Professor Garel Rhys, Emeritus Professor of Motor Industry Economics at the Cardiff Business School, agrees that German manufacturers would take a big hit if outside the euro, but doesn’t think it would last for long.
Genius of Germany
“Because German manufacturers are so very, very good. Whenever they make cars they go to the very top, whether they are in mass market products or upmarket ones. That’s the genius of Germany and its managers. They are always pushing into new areas. If they were forced to take on a strong currency again they could drop prices and still make money.
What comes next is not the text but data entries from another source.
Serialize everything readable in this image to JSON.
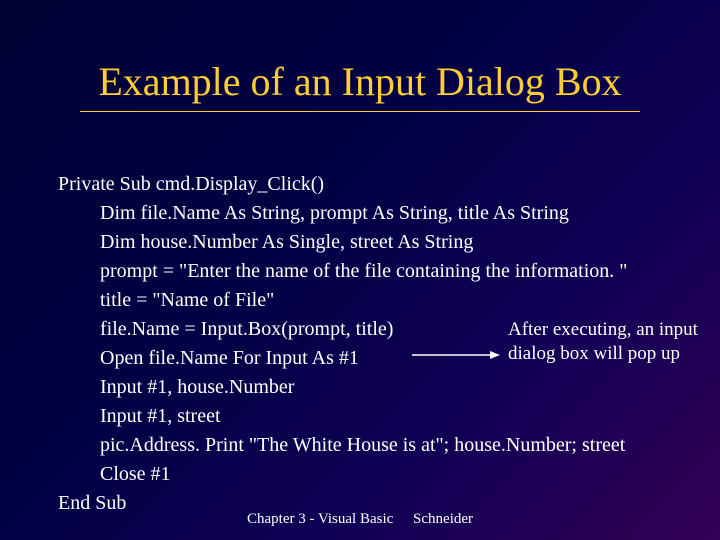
{
  "title": "Example of an Input Dialog Box",
  "code": {
    "l0": "Private Sub cmd.Display_Click()",
    "l1": "Dim file.Name As String, prompt As String, title As String",
    "l2": "Dim house.Number As Single, street As String",
    "l3": "prompt = \"Enter the name of the file containing the information. \"",
    "l4": "title = \"Name of File\"",
    "l5": "file.Name = Input.Box(prompt, title)",
    "l6": "Open file.Name For Input As #1",
    "l7": "Input #1, house.Number",
    "l8": "Input #1, street",
    "l9": "pic.Address. Print \"The White House is at\"; house.Number; street",
    "l10": "Close #1",
    "l11": "End Sub"
  },
  "annotation": {
    "line1": "After executing, an input",
    "line2": "dialog box will pop up"
  },
  "footer": {
    "left": "Chapter 3 - Visual Basic",
    "right": "Schneider"
  }
}
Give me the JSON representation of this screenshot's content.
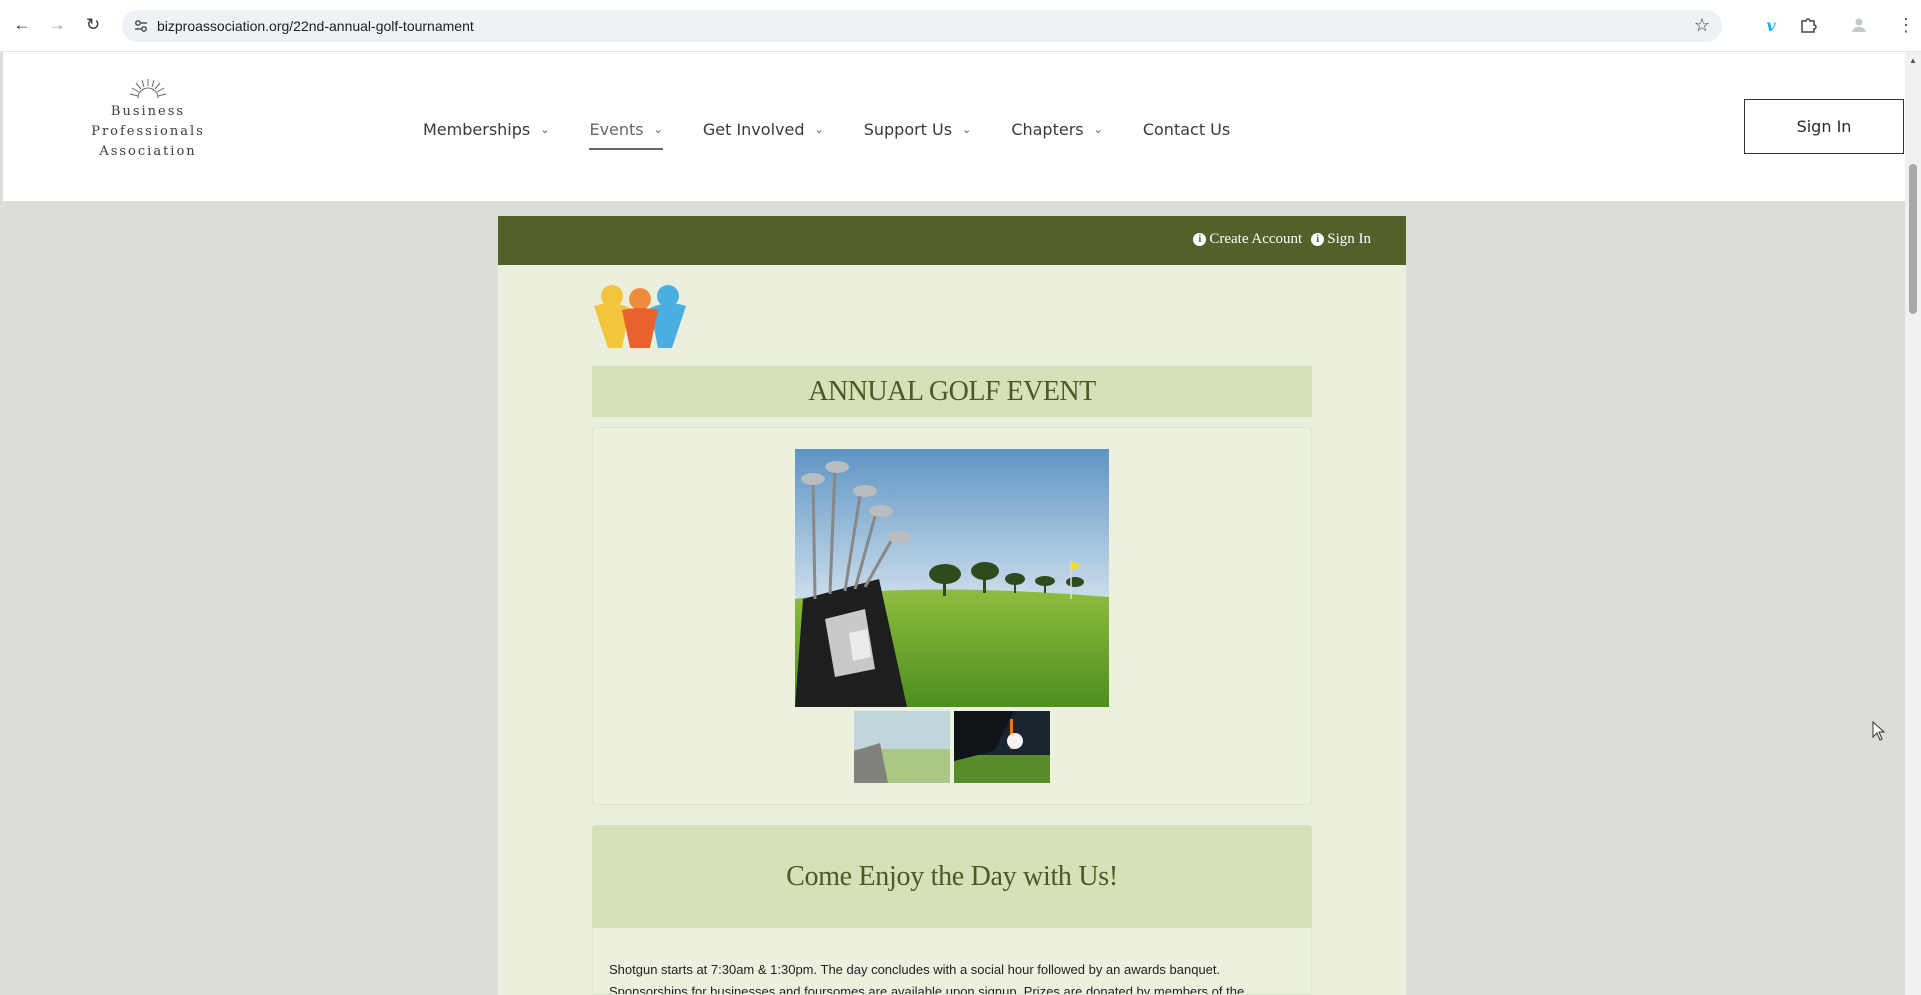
{
  "browser": {
    "url": "bizproassociation.org/22nd-annual-golf-tournament",
    "icons": [
      "back-arrow-icon",
      "forward-arrow-icon",
      "reload-icon",
      "site-settings-icon",
      "bookmark-star-icon",
      "vimeo-extension-icon",
      "extensions-puzzle-icon",
      "profile-icon",
      "kebab-menu-icon"
    ]
  },
  "header": {
    "logo_lines": [
      "Business",
      "Professionals",
      "Association"
    ],
    "nav": [
      {
        "label": "Memberships",
        "has_dropdown": true
      },
      {
        "label": "Events",
        "has_dropdown": true,
        "active": true
      },
      {
        "label": "Get Involved",
        "has_dropdown": true
      },
      {
        "label": "Support Us",
        "has_dropdown": true
      },
      {
        "label": "Chapters",
        "has_dropdown": true
      },
      {
        "label": "Contact Us",
        "has_dropdown": false
      }
    ],
    "sign_in": "Sign In"
  },
  "topbar": {
    "create_account": "Create Account",
    "sign_in": "Sign In",
    "color": "#52602a"
  },
  "event": {
    "title": "ANNUAL GOLF EVENT",
    "section_heading": "Come Enjoy the Day with Us!",
    "body_line1": "Shotgun starts at 7:30am & 1:30pm. The day concludes with a social hour followed by an awards banquet.",
    "body_line2": "Sponsorships for businesses and foursomes are available upon signup. Prizes are donated by members of the"
  },
  "colors": {
    "panel_bg": "#e9eedd",
    "band_bg": "#d5e2b9",
    "heading_text": "#4b5a24",
    "page_bg": "#dcdcd8"
  }
}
There’s plenty of slack; they are so powerful they could cope with that,” Rhys said.
If the euro was about to collapse, probably bringing the E.U.’s nation state ambitions down with it, why wouldn’t Germany, the biggest supporter of the European project, make the ultimate sacrifice and unilaterally pulled out of the euro? That would be great for France, Italy, Spain and the project.
Rhys doesn’t think Germany would go that far, but does need to make some serious sacrifices to keep the euro and the E.U. alive. That means Germany must be more generous with its tax revenues with more funds for struggling nations, although he concedes that will be a hard sell domestically, particularly with an election looming.
Professor David Bailey from the Aston Business School doesn’t think the euro is about to topple.
“We underestimate the determination to make the euro project work. It won’t fall apart, but if it were too there would be as big appreciation in the value of a new German currency and that would hit profitability. The Germans have had a 20% boost to competitiveness since adopting the euro,” Bailey said.
“The euro will survive the French and German elections. Obviously we don’t know what will happen and we all know what happened to election projections recently, but I think there is a massive commitment to the euro and I’d put money on it being there by the end of the year,” Bailey said.
Manchester Business School’s Williams doesn’t expect any euro crisis to move the Germans into taking more action by helping struggling nations.
“We can do it. Why can’t you?”
“The Germans will say we can do it why can’t you. The Germans will continue with the sense that they have invested in the technology and done the hard work and the rest are lazy, and that prevents them adopting sensible policy to keep Europe together,” Williams said.
The vehicle may veer towards the cliff edge and scare the passengers, but will probably get back on the autobahn safely. Probably.